Long ago, William Morris established drawing design inspiration from nature as one of the tenants of the Arts & Crafts movement. Knowing this, and being a fan of wood, I’ve always wanted to see California’s coastal redwoods. I recently checked this off my ToDo list.
When I arrived, I was awe-struck by what a peaceful and tranquil place groves (and forests) of redwoods are. I eventually learned I was hearing the presence of tannins — or more accurately the by-product of tannins. I normally think of tannins as a critical component of the fuming process; but now I will also remember them as the genisus of the peaceful, quiet environment that exists in redwood forests. Redwoods contain a significant amount of tannins, much higher levels than the typical white oak tree both in density, and quantity — because they are much larger trees. It is one of the reasons why they live so long–the high levels of tannins provide a barrier that prevents infestation from termites and other harmful insects. The absence of bugs renders the redwood forest a less than ideal place for birds to live, and hence creates a quite, peaceful atmosphere. But it is what you hear in the absence of wildlife that made it truly inspiring to me.

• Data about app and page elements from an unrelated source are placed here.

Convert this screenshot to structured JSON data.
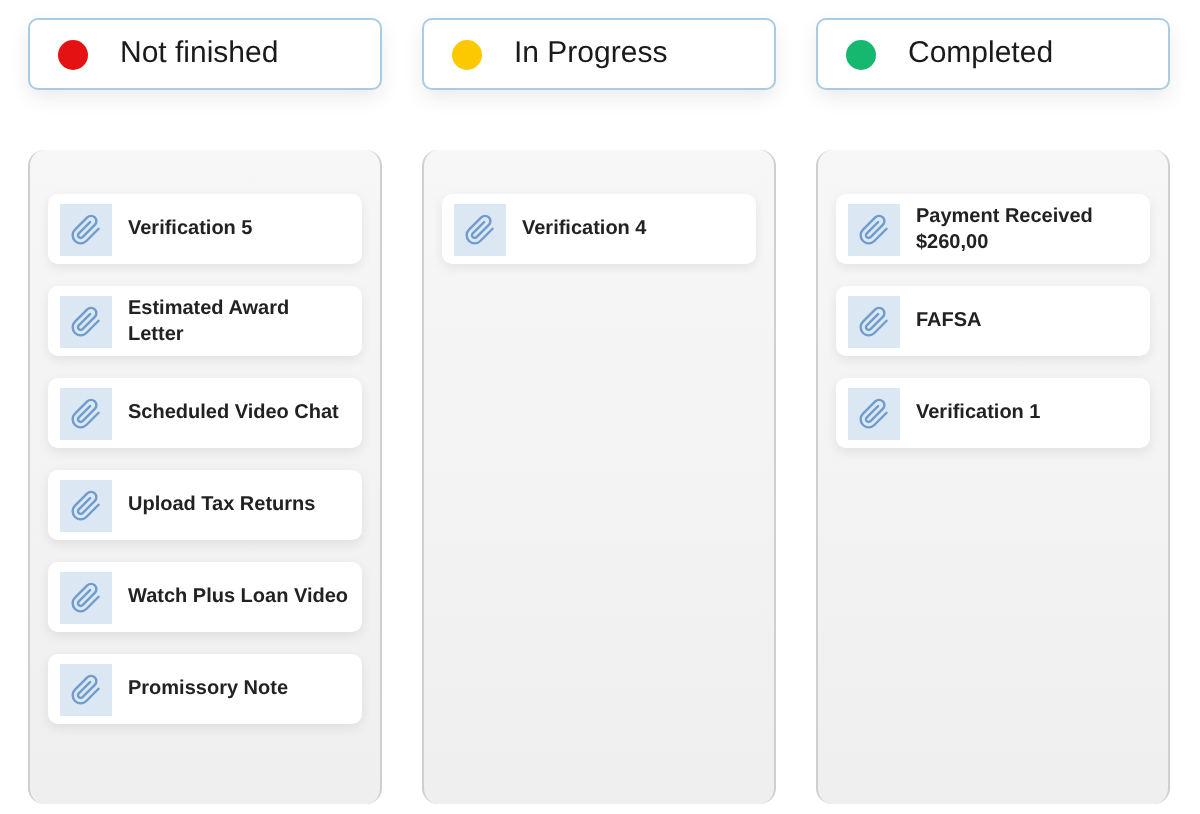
{
  "columns": [
    {
      "status": "Not finished",
      "color": "#e41212",
      "cards": [
        {
          "title": "Verification 5"
        },
        {
          "title": "Estimated Award Letter"
        },
        {
          "title": "Scheduled Video Chat"
        },
        {
          "title": "Upload Tax Returns"
        },
        {
          "title": "Watch Plus Loan Video"
        },
        {
          "title": "Promissory Note"
        }
      ]
    },
    {
      "status": "In Progress",
      "color": "#fcc800",
      "cards": [
        {
          "title": "Verification 4"
        }
      ]
    },
    {
      "status": "Completed",
      "color": "#14b86e",
      "cards": [
        {
          "title": "Payment Received\n$260,00"
        },
        {
          "title": "FAFSA"
        },
        {
          "title": "Verification 1"
        }
      ]
    }
  ]
}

When a subtle breeze winds its way through these groves, these gentle giants come to life, swaying and sometimes rubbing against one another. And that is when you hear the unmistakable sound of creaking wood. Not the BANG or CRACK we hear in the shop when a processed and dried board moves, but the subtle creaking of really big, really old, really ALIVE wood. It, is a very cool sound.